Stored records
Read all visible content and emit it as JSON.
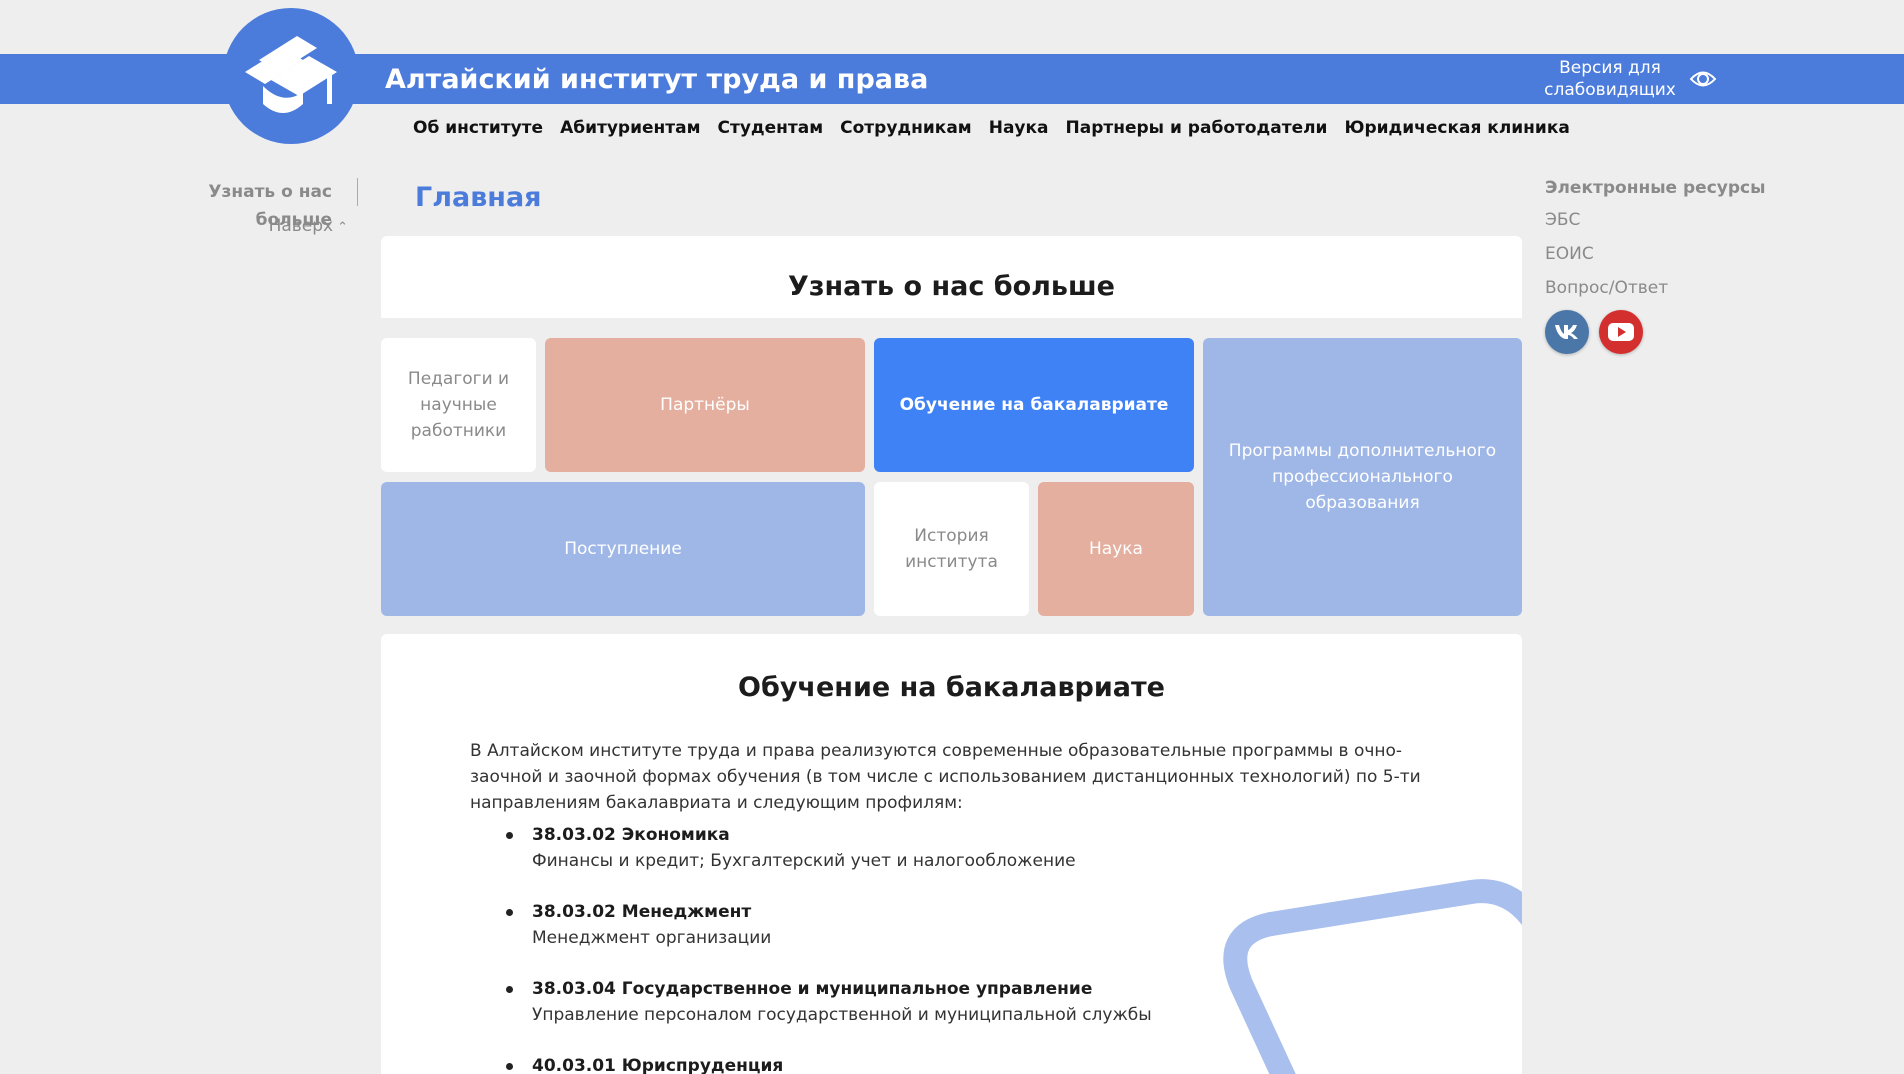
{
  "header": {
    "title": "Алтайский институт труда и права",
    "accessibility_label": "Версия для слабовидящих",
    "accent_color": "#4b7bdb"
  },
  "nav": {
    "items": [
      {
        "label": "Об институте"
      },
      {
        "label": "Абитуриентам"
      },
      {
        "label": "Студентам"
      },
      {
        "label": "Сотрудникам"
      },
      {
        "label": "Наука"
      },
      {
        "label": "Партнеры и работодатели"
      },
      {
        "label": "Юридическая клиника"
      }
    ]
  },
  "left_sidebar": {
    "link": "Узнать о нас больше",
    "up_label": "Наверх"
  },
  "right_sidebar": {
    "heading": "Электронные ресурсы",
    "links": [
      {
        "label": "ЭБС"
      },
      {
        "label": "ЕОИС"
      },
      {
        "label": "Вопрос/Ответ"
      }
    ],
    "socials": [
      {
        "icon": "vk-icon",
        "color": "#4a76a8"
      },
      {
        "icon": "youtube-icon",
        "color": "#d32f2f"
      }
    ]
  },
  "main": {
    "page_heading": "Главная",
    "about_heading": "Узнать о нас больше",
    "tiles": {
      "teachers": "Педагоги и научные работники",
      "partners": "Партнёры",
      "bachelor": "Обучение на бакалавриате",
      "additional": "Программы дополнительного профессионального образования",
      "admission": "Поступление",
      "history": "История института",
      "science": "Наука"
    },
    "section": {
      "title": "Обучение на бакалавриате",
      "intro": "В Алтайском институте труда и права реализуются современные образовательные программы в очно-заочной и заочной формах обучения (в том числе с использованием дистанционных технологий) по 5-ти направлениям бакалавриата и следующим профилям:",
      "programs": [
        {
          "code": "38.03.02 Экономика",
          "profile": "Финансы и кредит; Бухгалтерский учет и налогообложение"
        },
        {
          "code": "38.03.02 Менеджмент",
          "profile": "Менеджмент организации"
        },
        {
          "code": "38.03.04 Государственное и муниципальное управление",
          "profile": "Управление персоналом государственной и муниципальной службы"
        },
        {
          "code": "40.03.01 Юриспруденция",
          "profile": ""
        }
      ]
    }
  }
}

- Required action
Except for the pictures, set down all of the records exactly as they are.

- Response box
Read all visible content and emit it as JSON.
{
  "header": {
    "title": "Алтайский институт труда и права",
    "accessibility_label": "Версия для слабовидящих",
    "accent_color": "#4b7bdb"
  },
  "nav": {
    "items": [
      {
        "label": "Об институте"
      },
      {
        "label": "Абитуриентам"
      },
      {
        "label": "Студентам"
      },
      {
        "label": "Сотрудникам"
      },
      {
        "label": "Наука"
      },
      {
        "label": "Партнеры и работодатели"
      },
      {
        "label": "Юридическая клиника"
      }
    ]
  },
  "left_sidebar": {
    "link": "Узнать о нас больше",
    "up_label": "Наверх"
  },
  "right_sidebar": {
    "heading": "Электронные ресурсы",
    "links": [
      {
        "label": "ЭБС"
      },
      {
        "label": "ЕОИС"
      },
      {
        "label": "Вопрос/Ответ"
      }
    ],
    "socials": [
      {
        "icon": "vk-icon",
        "color": "#4a76a8"
      },
      {
        "icon": "youtube-icon",
        "color": "#d32f2f"
      }
    ]
  },
  "main": {
    "page_heading": "Главная",
    "about_heading": "Узнать о нас больше",
    "tiles": {
      "teachers": "Педагоги и научные работники",
      "partners": "Партнёры",
      "bachelor": "Обучение на бакалавриате",
      "additional": "Программы дополнительного профессионального образования",
      "admission": "Поступление",
      "history": "История института",
      "science": "Наука"
    },
    "section": {
      "title": "Обучение на бакалавриате",
      "intro": "В Алтайском институте труда и права реализуются современные образовательные программы в очно-заочной и заочной формах обучения (в том числе с использованием дистанционных технологий) по 5-ти направлениям бакалавриата и следующим профилям:",
      "programs": [
        {
          "code": "38.03.02 Экономика",
          "profile": "Финансы и кредит; Бухгалтерский учет и налогообложение"
        },
        {
          "code": "38.03.02 Менеджмент",
          "profile": "Менеджмент организации"
        },
        {
          "code": "38.03.04 Государственное и муниципальное управление",
          "profile": "Управление персоналом государственной и муниципальной службы"
        },
        {
          "code": "40.03.01 Юриспруденция",
          "profile": ""
        }
      ]
    }
  }
}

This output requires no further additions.